[DATASET EXTRACT]:
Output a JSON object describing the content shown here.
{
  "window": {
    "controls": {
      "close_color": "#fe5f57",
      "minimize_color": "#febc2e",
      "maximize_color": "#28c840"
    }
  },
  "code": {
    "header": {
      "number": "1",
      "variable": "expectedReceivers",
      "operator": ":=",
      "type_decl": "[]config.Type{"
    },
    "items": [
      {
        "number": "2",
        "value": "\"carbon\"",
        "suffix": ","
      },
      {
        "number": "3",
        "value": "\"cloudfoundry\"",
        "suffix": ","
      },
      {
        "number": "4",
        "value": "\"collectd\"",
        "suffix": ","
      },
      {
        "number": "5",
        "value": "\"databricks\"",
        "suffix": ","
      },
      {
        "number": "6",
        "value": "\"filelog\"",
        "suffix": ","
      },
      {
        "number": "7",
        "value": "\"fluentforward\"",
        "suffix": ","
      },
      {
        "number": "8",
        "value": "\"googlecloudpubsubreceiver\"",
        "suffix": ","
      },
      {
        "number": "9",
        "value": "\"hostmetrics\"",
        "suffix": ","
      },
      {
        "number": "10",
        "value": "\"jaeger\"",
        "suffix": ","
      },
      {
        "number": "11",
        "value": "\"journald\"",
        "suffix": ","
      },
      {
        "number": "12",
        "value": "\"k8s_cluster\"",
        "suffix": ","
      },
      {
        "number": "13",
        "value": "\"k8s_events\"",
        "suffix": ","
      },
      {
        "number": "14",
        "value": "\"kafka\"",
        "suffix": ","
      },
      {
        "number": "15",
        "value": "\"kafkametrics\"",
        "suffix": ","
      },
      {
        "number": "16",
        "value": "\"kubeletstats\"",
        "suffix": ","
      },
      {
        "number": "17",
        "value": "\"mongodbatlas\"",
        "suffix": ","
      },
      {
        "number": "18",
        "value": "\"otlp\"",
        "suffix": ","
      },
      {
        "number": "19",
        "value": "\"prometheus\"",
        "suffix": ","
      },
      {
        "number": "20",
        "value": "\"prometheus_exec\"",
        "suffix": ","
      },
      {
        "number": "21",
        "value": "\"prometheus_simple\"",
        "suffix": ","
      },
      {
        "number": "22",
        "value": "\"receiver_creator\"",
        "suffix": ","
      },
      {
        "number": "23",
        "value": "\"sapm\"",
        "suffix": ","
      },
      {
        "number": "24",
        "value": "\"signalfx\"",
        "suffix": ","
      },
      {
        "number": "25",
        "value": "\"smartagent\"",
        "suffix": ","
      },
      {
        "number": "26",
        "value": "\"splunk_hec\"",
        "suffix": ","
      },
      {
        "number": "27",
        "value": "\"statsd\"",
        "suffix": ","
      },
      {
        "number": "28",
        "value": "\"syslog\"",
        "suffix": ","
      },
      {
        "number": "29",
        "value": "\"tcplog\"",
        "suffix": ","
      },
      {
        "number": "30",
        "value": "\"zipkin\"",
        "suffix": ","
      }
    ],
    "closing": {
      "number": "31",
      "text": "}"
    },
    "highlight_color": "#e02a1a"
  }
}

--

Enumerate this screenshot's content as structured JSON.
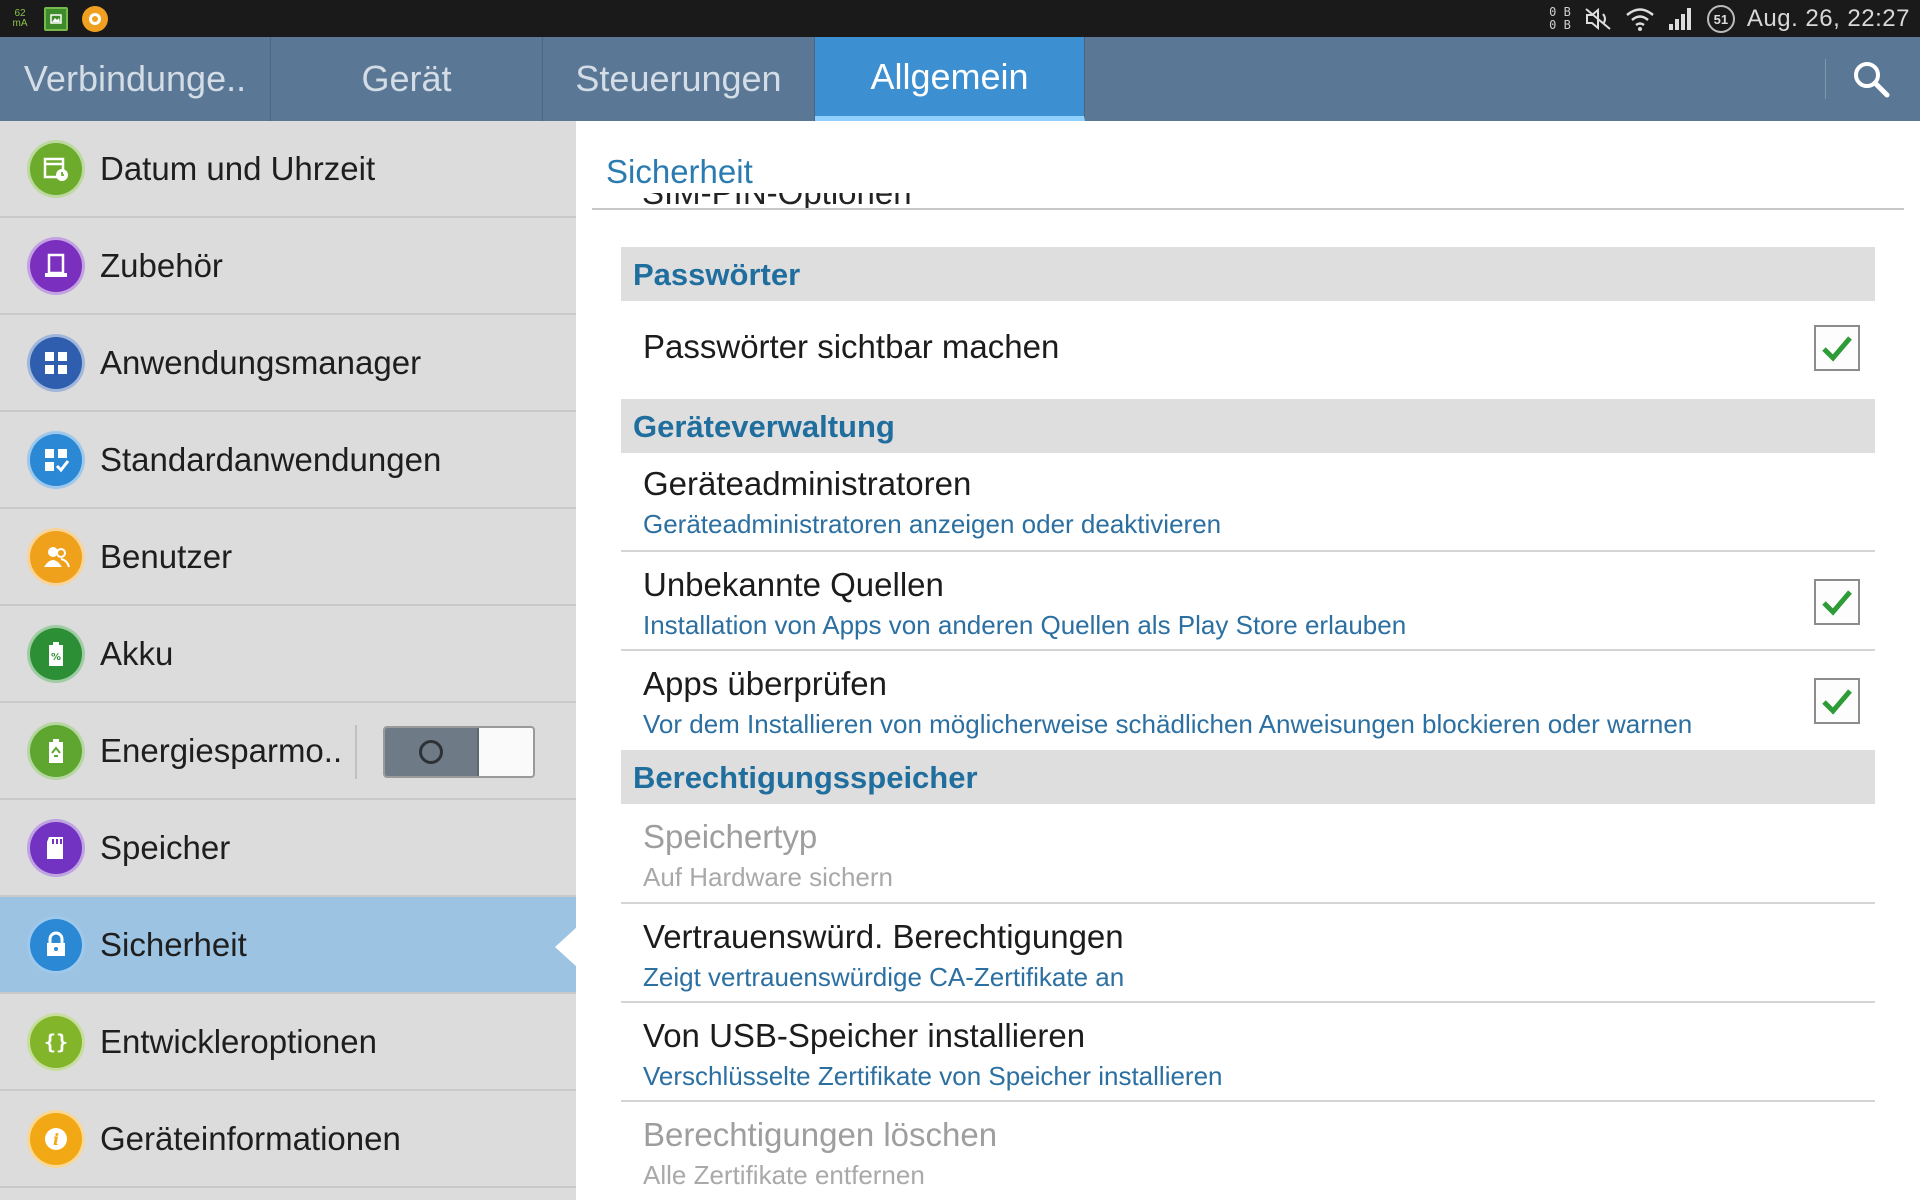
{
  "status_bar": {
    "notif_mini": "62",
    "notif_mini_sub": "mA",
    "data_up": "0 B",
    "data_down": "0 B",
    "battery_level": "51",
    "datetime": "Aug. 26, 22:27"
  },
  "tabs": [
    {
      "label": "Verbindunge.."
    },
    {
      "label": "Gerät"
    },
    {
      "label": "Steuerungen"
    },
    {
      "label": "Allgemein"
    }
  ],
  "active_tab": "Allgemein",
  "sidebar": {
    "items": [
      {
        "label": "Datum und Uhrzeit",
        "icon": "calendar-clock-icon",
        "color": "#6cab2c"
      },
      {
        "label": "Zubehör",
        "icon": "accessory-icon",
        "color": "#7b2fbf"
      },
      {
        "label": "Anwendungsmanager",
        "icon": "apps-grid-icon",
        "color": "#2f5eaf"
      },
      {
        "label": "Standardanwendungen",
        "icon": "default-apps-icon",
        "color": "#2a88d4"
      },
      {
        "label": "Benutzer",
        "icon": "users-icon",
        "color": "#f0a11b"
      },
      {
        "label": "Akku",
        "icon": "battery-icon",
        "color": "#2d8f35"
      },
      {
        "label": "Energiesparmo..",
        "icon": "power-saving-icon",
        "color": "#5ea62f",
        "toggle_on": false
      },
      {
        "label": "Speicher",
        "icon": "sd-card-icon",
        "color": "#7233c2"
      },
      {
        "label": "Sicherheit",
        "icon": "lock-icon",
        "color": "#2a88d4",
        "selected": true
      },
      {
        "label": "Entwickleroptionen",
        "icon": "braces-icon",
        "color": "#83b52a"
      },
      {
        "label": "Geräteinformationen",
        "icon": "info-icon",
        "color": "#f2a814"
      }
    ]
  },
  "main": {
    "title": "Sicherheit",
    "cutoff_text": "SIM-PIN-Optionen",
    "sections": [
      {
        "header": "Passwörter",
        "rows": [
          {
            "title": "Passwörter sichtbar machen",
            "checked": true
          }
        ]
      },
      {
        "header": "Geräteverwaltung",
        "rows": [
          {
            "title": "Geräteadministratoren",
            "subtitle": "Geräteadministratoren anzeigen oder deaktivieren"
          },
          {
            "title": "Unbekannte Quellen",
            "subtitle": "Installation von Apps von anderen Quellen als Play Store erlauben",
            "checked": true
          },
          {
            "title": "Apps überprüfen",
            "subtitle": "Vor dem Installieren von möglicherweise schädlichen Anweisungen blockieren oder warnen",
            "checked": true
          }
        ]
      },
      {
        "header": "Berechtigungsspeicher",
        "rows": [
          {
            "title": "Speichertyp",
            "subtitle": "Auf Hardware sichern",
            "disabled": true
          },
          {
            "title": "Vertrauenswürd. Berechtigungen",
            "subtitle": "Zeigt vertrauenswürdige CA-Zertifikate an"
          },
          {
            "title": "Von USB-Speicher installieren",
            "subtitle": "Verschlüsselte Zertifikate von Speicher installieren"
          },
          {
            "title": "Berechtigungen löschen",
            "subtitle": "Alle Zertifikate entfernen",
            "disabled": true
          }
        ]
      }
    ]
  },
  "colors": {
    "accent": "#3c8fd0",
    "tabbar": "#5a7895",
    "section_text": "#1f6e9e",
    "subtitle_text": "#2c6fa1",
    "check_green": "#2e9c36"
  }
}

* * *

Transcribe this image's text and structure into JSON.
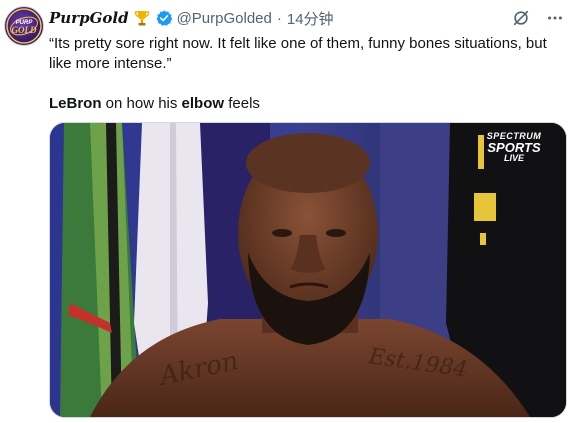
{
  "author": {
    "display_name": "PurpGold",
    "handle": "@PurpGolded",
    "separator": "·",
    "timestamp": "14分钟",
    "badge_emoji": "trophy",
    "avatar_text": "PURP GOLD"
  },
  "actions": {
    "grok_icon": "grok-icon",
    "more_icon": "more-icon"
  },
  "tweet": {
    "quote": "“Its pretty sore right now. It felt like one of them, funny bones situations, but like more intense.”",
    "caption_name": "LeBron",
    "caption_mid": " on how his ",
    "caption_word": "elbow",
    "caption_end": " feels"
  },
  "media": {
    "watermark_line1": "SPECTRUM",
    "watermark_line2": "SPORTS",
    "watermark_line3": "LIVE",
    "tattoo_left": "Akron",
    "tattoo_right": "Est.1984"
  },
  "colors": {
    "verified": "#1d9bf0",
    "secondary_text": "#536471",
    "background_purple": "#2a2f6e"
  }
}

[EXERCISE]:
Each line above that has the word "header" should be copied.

[TASK SOLUTION]:
    "header": {
        "header": "Passwörter",
        "header": "Geräteverwaltung",
        "header": "Berechtigungsspeicher",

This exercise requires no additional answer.